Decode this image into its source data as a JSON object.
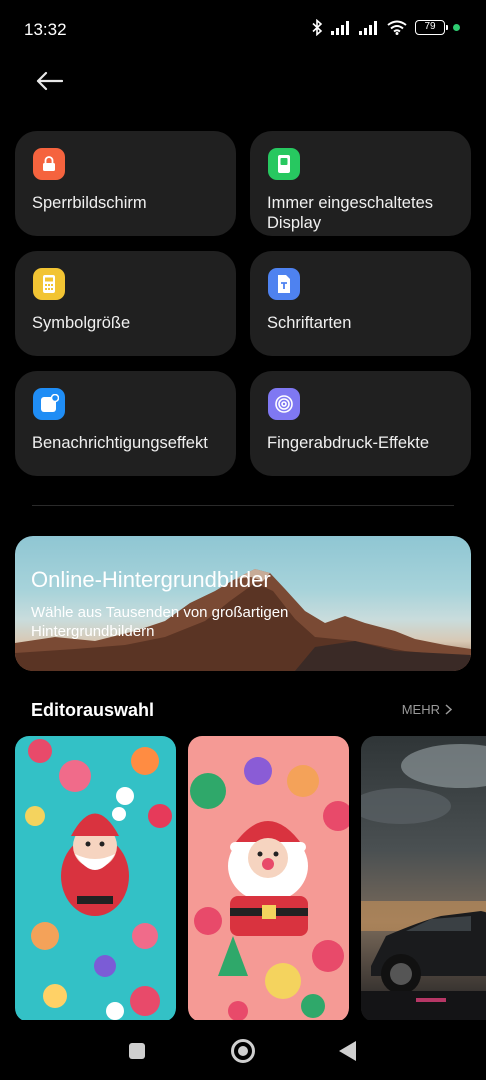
{
  "status_bar": {
    "time": "13:32",
    "battery": "79"
  },
  "tiles": [
    {
      "label": "Sperrbildschirm",
      "icon": "lock-icon",
      "color": "#f5633e"
    },
    {
      "label": "Immer eingeschaltetes Display",
      "icon": "phone-display-icon",
      "color": "#27c860"
    },
    {
      "label": "Symbolgröße",
      "icon": "calculator-icon",
      "color": "#f2c433"
    },
    {
      "label": "Schriftarten",
      "icon": "font-file-icon",
      "color": "#4e82f0"
    },
    {
      "label": "Benachrichtigungseffekt",
      "icon": "notification-icon",
      "color": "#1f8df5"
    },
    {
      "label": "Fingerabdruck-Effekte",
      "icon": "fingerprint-icon",
      "color": "#7f78f2"
    }
  ],
  "banner": {
    "title": "Online-Hintergrundbilder",
    "subtitle": "Wähle aus Tausenden von großartigen Hintergrundbildern"
  },
  "section": {
    "title": "Editorauswahl",
    "more": "MEHR"
  }
}
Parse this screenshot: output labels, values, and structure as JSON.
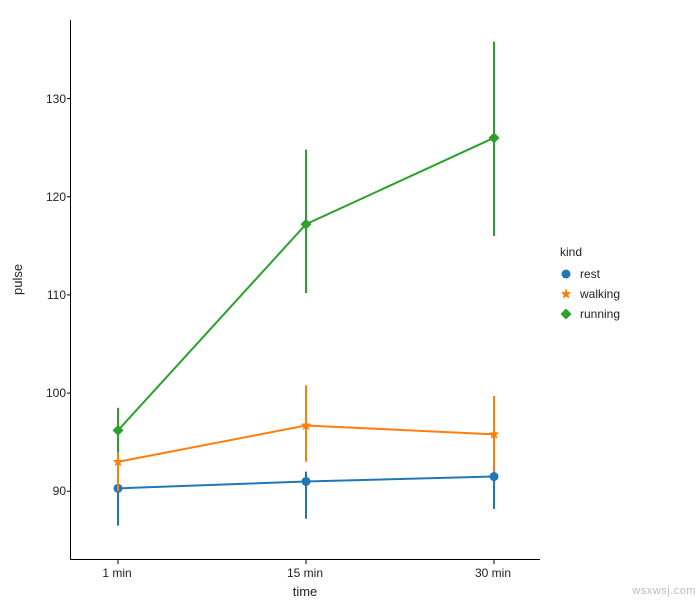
{
  "chart_data": {
    "type": "line",
    "title": "",
    "xlabel": "time",
    "ylabel": "pulse",
    "categories": [
      "1 min",
      "15 min",
      "30 min"
    ],
    "yticks": [
      90,
      100,
      110,
      120,
      130
    ],
    "ylim": [
      83,
      138
    ],
    "legend_title": "kind",
    "legend_position": "right",
    "series": [
      {
        "name": "rest",
        "color": "#1f77b4",
        "marker": "circle",
        "values": [
          90.3,
          91.0,
          91.5
        ],
        "err_low": [
          86.5,
          87.2,
          88.2
        ],
        "err_high": [
          91.5,
          92.0,
          92.3
        ]
      },
      {
        "name": "walking",
        "color": "#ff7f0e",
        "marker": "star",
        "values": [
          93.0,
          96.7,
          95.8
        ],
        "err_low": [
          90.0,
          93.0,
          92.0
        ],
        "err_high": [
          95.5,
          100.8,
          99.7
        ]
      },
      {
        "name": "running",
        "color": "#2ca02c",
        "marker": "diamond",
        "values": [
          96.2,
          117.2,
          126.0
        ],
        "err_low": [
          94.0,
          110.2,
          116.0
        ],
        "err_high": [
          98.5,
          124.8,
          135.8
        ]
      }
    ]
  },
  "watermark": "wsxwsj.com"
}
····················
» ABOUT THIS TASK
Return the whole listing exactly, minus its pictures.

» RESULT OF THE TASK
Decode this image into its source data as a JSON object.
{
  "status_bar": {
    "time": "13:32",
    "battery": "79"
  },
  "tiles": [
    {
      "label": "Sperrbildschirm",
      "icon": "lock-icon",
      "color": "#f5633e"
    },
    {
      "label": "Immer eingeschaltetes Display",
      "icon": "phone-display-icon",
      "color": "#27c860"
    },
    {
      "label": "Symbolgröße",
      "icon": "calculator-icon",
      "color": "#f2c433"
    },
    {
      "label": "Schriftarten",
      "icon": "font-file-icon",
      "color": "#4e82f0"
    },
    {
      "label": "Benachrichtigungseffekt",
      "icon": "notification-icon",
      "color": "#1f8df5"
    },
    {
      "label": "Fingerabdruck-Effekte",
      "icon": "fingerprint-icon",
      "color": "#7f78f2"
    }
  ],
  "banner": {
    "title": "Online-Hintergrundbilder",
    "subtitle": "Wähle aus Tausenden von großartigen Hintergrundbildern"
  },
  "section": {
    "title": "Editorauswahl",
    "more": "MEHR"
  }
}
Parse this screenshot: output labels, values, and structure as JSON.
{
  "chart_data": {
    "type": "line",
    "title": "",
    "xlabel": "time",
    "ylabel": "pulse",
    "categories": [
      "1 min",
      "15 min",
      "30 min"
    ],
    "yticks": [
      90,
      100,
      110,
      120,
      130
    ],
    "ylim": [
      83,
      138
    ],
    "legend_title": "kind",
    "legend_position": "right",
    "series": [
      {
        "name": "rest",
        "color": "#1f77b4",
        "marker": "circle",
        "values": [
          90.3,
          91.0,
          91.5
        ],
        "err_low": [
          86.5,
          87.2,
          88.2
        ],
        "err_high": [
          91.5,
          92.0,
          92.3
        ]
      },
      {
        "name": "walking",
        "color": "#ff7f0e",
        "marker": "star",
        "values": [
          93.0,
          96.7,
          95.8
        ],
        "err_low": [
          90.0,
          93.0,
          92.0
        ],
        "err_high": [
          95.5,
          100.8,
          99.7
        ]
      },
      {
        "name": "running",
        "color": "#2ca02c",
        "marker": "diamond",
        "values": [
          96.2,
          117.2,
          126.0
        ],
        "err_low": [
          94.0,
          110.2,
          116.0
        ],
        "err_high": [
          98.5,
          124.8,
          135.8
        ]
      }
    ]
  },
  "watermark": "wsxwsj.com"
}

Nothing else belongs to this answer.